Training regularly? Dealing with muscle soreness? Foam rolling is a simple addition to your pre- and post-running routine to significantly increase flexibility, relieve pain and accelerate recovery. These 6 foam rolling exercises for runners will have you limbered up instead of limping home.
When to foam roll
- Before you run: foam rolling acts as a warm-up and prepares your legs better than static stretching.
- After you run: foam rolling aids in recovery and helps to restore flexibility. Ideally, you both foam roll and static stretch following a run.
- Between workouts: sometimes muscles soreness continues or manifests after a specific workout. Foam roll between workouts to avoid further soreness and to work out the kinks in your muscles.
How to foam roll
- Move about an inch every few seconds as you roll down the muscle group you’re working on.
- Pause for a few seconds on particularly sore/painful spots. Lingering over a sore spot releases the built up fascia that’s causing the pain while improving your flexibility and reducing future soreness.
- Maintain the right amount of pressure on the foam roll at all times.
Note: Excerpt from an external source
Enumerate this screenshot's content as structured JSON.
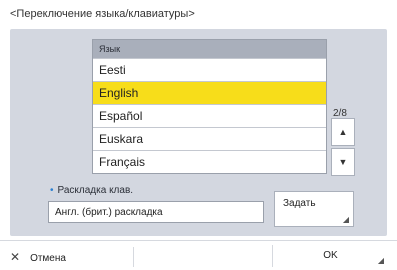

Find a happy medium between smashing down on the foam roll and barely touching it at all.
Where to foam roll
Lay one of your legs on top of the foam roll about an inch and a half above your heel. Use your opposite leg to stabilize yourself on the ground, push up off the ground with your arms and roll towards the top of your calf. Repeat on the other leg.
Same as with the calves, lay one leg on the foam roll just behind your knee. Using your opposite leg as stabilization, roll up to your glute and repeat on the other leg.
Face down, lay one leg on the foam roller just above your knee, keeping that foot off the ground. Place your forearms on the ground as if you’re doing a plank, and using your opposite leg as stabilization; roll up to your pelvis. Repeat on your other leg.
4. IT Band:
Lay on your side, placing your down arm parallel to the ground like you would on a side plank. Position the foam roller under your leg, just below your hipbone. Cross your upper leg over your down leg to stabilize and propel yourself on the foam roll. Roll down to your knee as needed, switch legs and repeat.
Lay down with one inner thigh on the foam roll and your opposite leg straight back to stabilize and control weight. Roll from your inner thigh out to your knee as needed, repeat on your other leg.
Cross one leg over the other and sit on the foam roll with only one glute touching. Roll back and forth on that glute as needed, repeat on your other leg.